| Exercise aim |
All of the data is to be copied without a single change.

| Data records |

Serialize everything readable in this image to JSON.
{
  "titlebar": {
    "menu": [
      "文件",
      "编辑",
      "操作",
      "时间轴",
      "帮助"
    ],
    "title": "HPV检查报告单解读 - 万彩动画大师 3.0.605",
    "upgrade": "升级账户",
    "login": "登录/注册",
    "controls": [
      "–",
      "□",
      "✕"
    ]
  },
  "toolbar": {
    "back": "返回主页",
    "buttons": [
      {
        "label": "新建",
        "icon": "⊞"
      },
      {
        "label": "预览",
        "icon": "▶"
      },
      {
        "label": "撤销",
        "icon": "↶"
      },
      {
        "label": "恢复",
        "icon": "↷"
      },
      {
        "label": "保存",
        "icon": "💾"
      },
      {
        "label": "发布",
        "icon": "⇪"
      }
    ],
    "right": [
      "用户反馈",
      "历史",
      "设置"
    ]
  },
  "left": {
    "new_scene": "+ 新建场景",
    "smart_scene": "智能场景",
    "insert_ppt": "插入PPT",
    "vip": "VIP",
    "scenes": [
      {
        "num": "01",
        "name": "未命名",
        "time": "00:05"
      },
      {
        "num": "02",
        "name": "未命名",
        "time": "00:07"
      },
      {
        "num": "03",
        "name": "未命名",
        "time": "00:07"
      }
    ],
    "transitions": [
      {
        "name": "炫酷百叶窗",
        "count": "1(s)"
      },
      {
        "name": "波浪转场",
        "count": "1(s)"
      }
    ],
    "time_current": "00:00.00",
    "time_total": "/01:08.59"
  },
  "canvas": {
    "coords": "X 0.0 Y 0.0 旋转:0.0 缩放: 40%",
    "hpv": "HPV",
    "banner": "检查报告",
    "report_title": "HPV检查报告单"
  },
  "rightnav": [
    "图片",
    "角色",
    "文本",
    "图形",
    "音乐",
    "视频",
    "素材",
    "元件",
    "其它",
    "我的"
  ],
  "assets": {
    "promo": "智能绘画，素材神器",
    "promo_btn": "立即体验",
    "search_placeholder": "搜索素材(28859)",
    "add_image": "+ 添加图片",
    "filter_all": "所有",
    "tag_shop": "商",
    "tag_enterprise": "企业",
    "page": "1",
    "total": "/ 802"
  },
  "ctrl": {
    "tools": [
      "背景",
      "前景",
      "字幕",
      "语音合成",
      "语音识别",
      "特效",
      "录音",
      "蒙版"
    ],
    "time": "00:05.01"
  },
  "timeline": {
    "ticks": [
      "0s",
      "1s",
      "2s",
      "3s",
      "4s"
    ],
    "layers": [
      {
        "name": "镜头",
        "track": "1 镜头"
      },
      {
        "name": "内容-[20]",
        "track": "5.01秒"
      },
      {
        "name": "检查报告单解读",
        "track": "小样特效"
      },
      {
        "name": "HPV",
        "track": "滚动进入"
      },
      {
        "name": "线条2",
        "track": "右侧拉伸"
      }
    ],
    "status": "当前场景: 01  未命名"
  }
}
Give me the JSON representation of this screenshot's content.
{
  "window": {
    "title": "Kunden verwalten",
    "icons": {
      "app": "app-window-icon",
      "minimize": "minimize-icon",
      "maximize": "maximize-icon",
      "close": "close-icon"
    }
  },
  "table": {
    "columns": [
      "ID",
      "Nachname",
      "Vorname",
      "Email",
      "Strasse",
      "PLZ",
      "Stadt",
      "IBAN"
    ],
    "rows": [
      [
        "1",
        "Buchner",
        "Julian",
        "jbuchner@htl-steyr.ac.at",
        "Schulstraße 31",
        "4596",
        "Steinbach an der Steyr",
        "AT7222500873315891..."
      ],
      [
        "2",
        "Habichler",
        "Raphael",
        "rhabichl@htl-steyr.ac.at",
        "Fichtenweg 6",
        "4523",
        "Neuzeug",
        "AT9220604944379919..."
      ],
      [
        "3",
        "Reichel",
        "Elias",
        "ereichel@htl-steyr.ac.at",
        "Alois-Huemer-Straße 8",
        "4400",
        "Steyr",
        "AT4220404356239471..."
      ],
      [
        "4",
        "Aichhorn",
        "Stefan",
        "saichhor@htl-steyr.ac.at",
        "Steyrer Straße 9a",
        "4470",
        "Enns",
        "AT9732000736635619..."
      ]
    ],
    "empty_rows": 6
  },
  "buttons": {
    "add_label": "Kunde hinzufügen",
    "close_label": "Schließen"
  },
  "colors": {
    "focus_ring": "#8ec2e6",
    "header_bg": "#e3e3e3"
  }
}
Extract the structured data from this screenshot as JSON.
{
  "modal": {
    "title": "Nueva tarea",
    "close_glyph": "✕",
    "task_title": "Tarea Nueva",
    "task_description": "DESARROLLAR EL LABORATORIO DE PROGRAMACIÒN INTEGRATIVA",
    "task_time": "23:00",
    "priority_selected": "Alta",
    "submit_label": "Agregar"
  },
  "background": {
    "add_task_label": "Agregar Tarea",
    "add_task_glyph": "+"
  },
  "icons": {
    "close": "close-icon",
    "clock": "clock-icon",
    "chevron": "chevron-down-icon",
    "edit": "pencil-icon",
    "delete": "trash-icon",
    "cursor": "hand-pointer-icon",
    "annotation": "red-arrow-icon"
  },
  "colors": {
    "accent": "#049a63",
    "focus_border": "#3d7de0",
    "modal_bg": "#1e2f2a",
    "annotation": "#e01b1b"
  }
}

| Written response |
Serialize everything readable in this image to JSON.
{
  "titlebar": {
    "menu": [
      "文件",
      "编辑",
      "操作",
      "时间轴",
      "帮助"
    ],
    "title": "HPV检查报告单解读 - 万彩动画大师 3.0.605",
    "upgrade": "升级账户",
    "login": "登录/注册",
    "controls": [
      "–",
      "□",
      "✕"
    ]
  },
  "toolbar": {
    "back": "返回主页",
    "buttons": [
      {
        "label": "新建",
        "icon": "⊞"
      },
      {
        "label": "预览",
        "icon": "▶"
      },
      {
        "label": "撤销",
        "icon": "↶"
      },
      {
        "label": "恢复",
        "icon": "↷"
      },
      {
        "label": "保存",
        "icon": "💾"
      },
      {
        "label": "发布",
        "icon": "⇪"
      }
    ],
    "right": [
      "用户反馈",
      "历史",
      "设置"
    ]
  },
  "left": {
    "new_scene": "+ 新建场景",
    "smart_scene": "智能场景",
    "insert_ppt": "插入PPT",
    "vip": "VIP",
    "scenes": [
      {
        "num": "01",
        "name": "未命名",
        "time": "00:05"
      },
      {
        "num": "02",
        "name": "未命名",
        "time": "00:07"
      },
      {
        "num": "03",
        "name": "未命名",
        "time": "00:07"
      }
    ],
    "transitions": [
      {
        "name": "炫酷百叶窗",
        "count": "1(s)"
      },
      {
        "name": "波浪转场",
        "count": "1(s)"
      }
    ],
    "time_current": "00:00.00",
    "time_total": "/01:08.59"
  },
  "canvas": {
    "coords": "X 0.0 Y 0.0 旋转:0.0 缩放: 40%",
    "hpv": "HPV",
    "banner": "检查报告",
    "report_title": "HPV检查报告单"
  },
  "rightnav": [
    "图片",
    "角色",
    "文本",
    "图形",
    "音乐",
    "视频",
    "素材",
    "元件",
    "其它",
    "我的"
  ],
  "assets": {
    "promo": "智能绘画，素材神器",
    "promo_btn": "立即体验",
    "search_placeholder": "搜索素材(28859)",
    "add_image": "+ 添加图片",
    "filter_all": "所有",
    "tag_shop": "商",
    "tag_enterprise": "企业",
    "page": "1",
    "total": "/ 802"
  },
  "ctrl": {
    "tools": [
      "背景",
      "前景",
      "字幕",
      "语音合成",
      "语音识别",
      "特效",
      "录音",
      "蒙版"
    ],
    "time": "00:05.01"
  },
  "timeline": {
    "ticks": [
      "0s",
      "1s",
      "2s",
      "3s",
      "4s"
    ],
    "layers": [
      {
        "name": "镜头",
        "track": "1 镜头"
      },
      {
        "name": "内容-[20]",
        "track": "5.01秒"
      },
      {
        "name": "检查报告单解读",
        "track": "小样特效"
      },
      {
        "name": "HPV",
        "track": "滚动进入"
      },
      {
        "name": "线条2",
        "track": "右侧拉伸"
      }
    ],
    "status": "当前场景: 01  未命名"
  }
}
Give me the JSON representation of this screenshot's content.
{
  "window": {
    "title": "Kunden verwalten",
    "icons": {
      "app": "app-window-icon",
      "minimize": "minimize-icon",
      "maximize": "maximize-icon",
      "close": "close-icon"
    }
  },
  "table": {
    "columns": [
      "ID",
      "Nachname",
      "Vorname",
      "Email",
      "Strasse",
      "PLZ",
      "Stadt",
      "IBAN"
    ],
    "rows": [
      [
        "1",
        "Buchner",
        "Julian",
        "jbuchner@htl-steyr.ac.at",
        "Schulstraße 31",
        "4596",
        "Steinbach an der Steyr",
        "AT7222500873315891..."
      ],
      [
        "2",
        "Habichler",
        "Raphael",
        "rhabichl@htl-steyr.ac.at",
        "Fichtenweg 6",
        "4523",
        "Neuzeug",
        "AT9220604944379919..."
      ],
      [
        "3",
        "Reichel",
        "Elias",
        "ereichel@htl-steyr.ac.at",
        "Alois-Huemer-Straße 8",
        "4400",
        "Steyr",
        "AT4220404356239471..."
      ],
      [
        "4",
        "Aichhorn",
        "Stefan",
        "saichhor@htl-steyr.ac.at",
        "Steyrer Straße 9a",
        "4470",
        "Enns",
        "AT9732000736635619..."
      ]
    ],
    "empty_rows": 6
  },
  "buttons": {
    "add_label": "Kunde hinzufügen",
    "close_label": "Schließen"
  },
  "colors": {
    "focus_ring": "#8ec2e6",
    "header_bg": "#e3e3e3"
  }
}
Extract the structured data from this screenshot as JSON.
{
  "modal": {
    "title": "Nueva tarea",
    "close_glyph": "✕",
    "task_title": "Tarea Nueva",
    "task_description": "DESARROLLAR EL LABORATORIO DE PROGRAMACIÒN INTEGRATIVA",
    "task_time": "23:00",
    "priority_selected": "Alta",
    "submit_label": "Agregar"
  },
  "background": {
    "add_task_label": "Agregar Tarea",
    "add_task_glyph": "+"
  },
  "icons": {
    "close": "close-icon",
    "clock": "clock-icon",
    "chevron": "chevron-down-icon",
    "edit": "pencil-icon",
    "delete": "trash-icon",
    "cursor": "hand-pointer-icon",
    "annotation": "red-arrow-icon"
  },
  "colors": {
    "accent": "#049a63",
    "focus_border": "#3d7de0",
    "modal_bg": "#1e2f2a",
    "annotation": "#e01b1b"
  }
}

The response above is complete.